Answering autism questions: How to fix problems with conversations
Autism is international. There may be cultural differences, in different countries, but the autism questions are surprisingly similar.
I recently did an online program and Q & A session with a group of parents in Vietnam. Here is an interesting question that came from that meeting.
"My daughter (age 15) has a habit of asking her Grandpa, who lives with my family, the same question every time she comes back from school and when she has free time. She will ask him if he is afraid of rats and how to get rid of them. No matter how much I warn her to change the topic, she persists with that question. What should I do?"
In order to answer this question thoroughly, I’ll break it down into some parts.
She wants to communicate
The daughter has language and a desire to have a conversation with her Grandpa. That’s a good start. Many children with autism don’t demonstrate that desire to interact with others. When students don’t initiate conversation that skill often needs to be taught. But this girl initiates conversation at appropriate times like when she returns from school and at other random times during the day. That’s good!
Daughter asks the same question every time
That’s not a surprise. In fact, that is quite common. It is very typical for individuals with autism to learn routines. Her routine may be to find Grandpa and have a conversation about the rats.
You and I would think we need to talk about a variety of topics, but for students with autism, routines don’t easily change. We might not realize that they are asking the same questions over and over if it is a more generic subject or a more pleasant topic, but the topic of rats is pretty obvious when it is used over and over.
But the good part is that daughter has learned how to initiate a conversation. Mom doesn’t say anything about what happens after her daughter starts the conversation. Does it keep going? Does it stop because no one wants to talk about rats? Grampa is the communication partner. What does he say or do?
Keep in mind that students may learn to ask a question to start a conversation but then they don’t know how to stay involved in the conversation or how to keep it going. That is a different skill.
Mom tells her daughter to change the topic
This is a problem. It is a natural response to tell our children what we want them to do or what we want them to change.
But that’s the problem. Just telling them, “Do something different” is not enough. It’s difficult to understand, but the daughter probably does not know what else to have a conversation about. She does not know what else to do. That’s what she needs to learn.
Here’s a solution
In my workshops, I frequently say this:
IT’S EASIER TO TEACH A NEW ROUTINE
THAN IT IS TO CHANGE AN OLD BEHAVIOR
Here’s what that means
Instead of trying to teach the daughter “Don’t talk about rats” it will be much easier to teach her how to talk with Grandpa about some new, different topics.
The best way to teach a new routine
Visual strategies work really well when we want to teach students new routines.
Here are some suggestions
- Think of something that would be appropriate for daughter to say to Grampa.

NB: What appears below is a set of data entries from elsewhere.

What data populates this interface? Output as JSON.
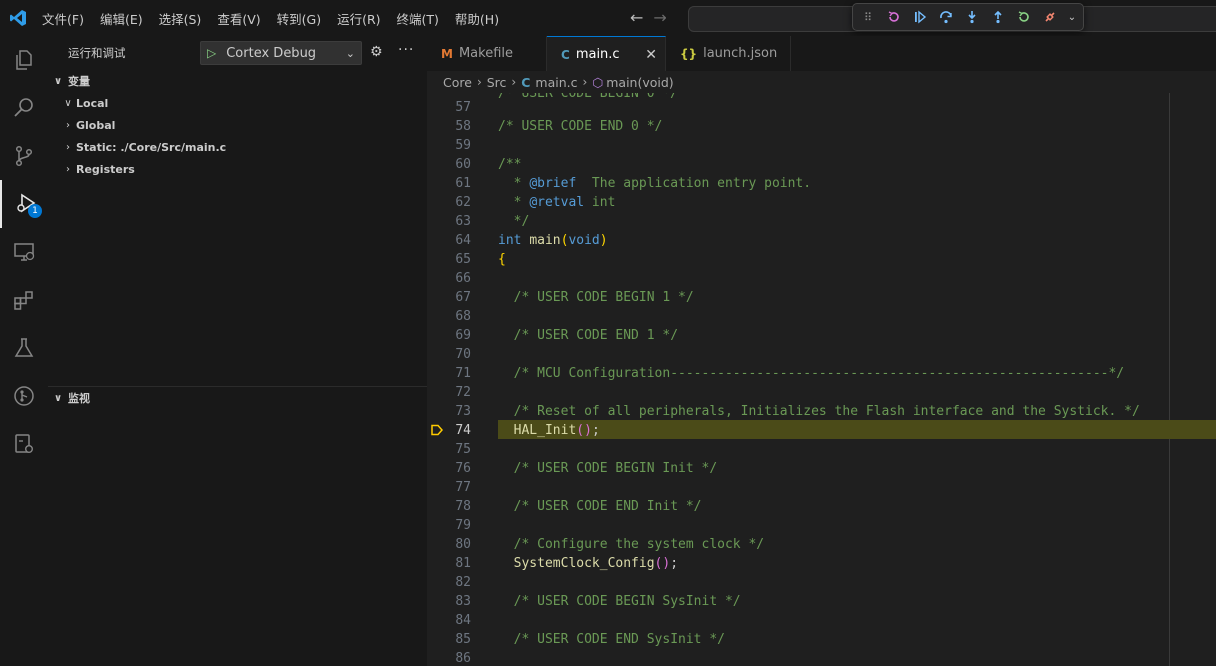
{
  "menu": [
    "文件(F)",
    "编辑(E)",
    "选择(S)",
    "查看(V)",
    "转到(G)",
    "运行(R)",
    "终端(T)",
    "帮助(H)"
  ],
  "activity_badge": "1",
  "run_panel": {
    "title": "运行和调试",
    "config": "Cortex Debug"
  },
  "variables": {
    "header": "变量",
    "items": [
      "Local",
      "Global",
      "Static: ./Core/Src/main.c",
      "Registers"
    ]
  },
  "watch": {
    "header": "监视"
  },
  "tabs": [
    {
      "icon": "M",
      "label": "Makefile"
    },
    {
      "icon": "C",
      "label": "main.c"
    },
    {
      "icon": "{}",
      "label": "launch.json"
    }
  ],
  "breadcrumb": {
    "folder1": "Core",
    "folder2": "Src",
    "file": "main.c",
    "symbol": "main(void)"
  },
  "editor": {
    "line_numbers": [
      "57",
      "58",
      "59",
      "60",
      "61",
      "62",
      "63",
      "64",
      "65",
      "66",
      "67",
      "68",
      "69",
      "70",
      "71",
      "72",
      "73",
      "74",
      "75",
      "76",
      "77",
      "78",
      "79",
      "80",
      "81",
      "82",
      "83",
      "84",
      "85",
      "86"
    ],
    "current_line": "74"
  },
  "colors": {
    "accent": "#0078d4",
    "highlight": "#4b4b18",
    "comment": "#6a9955",
    "keyword": "#569cd6",
    "function": "#dcdcaa"
  }
}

Put that question or comment on a card. Show daughter the card to teach her how to ask Grampa a new question.
- Put 2 questions or comments on 2 different cards and teach daughter how to choose one of the topics to approach Grandpa.
I don’t know this daughter, so I’m not sure exactly what she needs. Some students need to be taught one card and one topic at a time.
For other students, you could create a page of choices and the student would understand quickly how to make the choices.
And here’s one more thing
Sometimes students will learn how to start a conversation, but they also need to learn how to keep a conversation going. You can use visual strategies to teach this skill, too. Just write some of her choices of what to say.
Think of 2 or 3 things she could say to keep the conversation going. For example:
What did you do today?
What else did you do?
Did you have a good day?
What are you going to do now?
Do you want to go for a walk with me?
Conversation is complicated
We don’t think about how conversations change depending on what each conversation partner says and does. Teaching conversation skills is difficult because there are so many changes and moving parts to any conversation.
But teaching a few questions or conversation starters is a good place to begin when answering an autism question about conversations. And remember, visual strategies are handy tools to teach these conversation skills.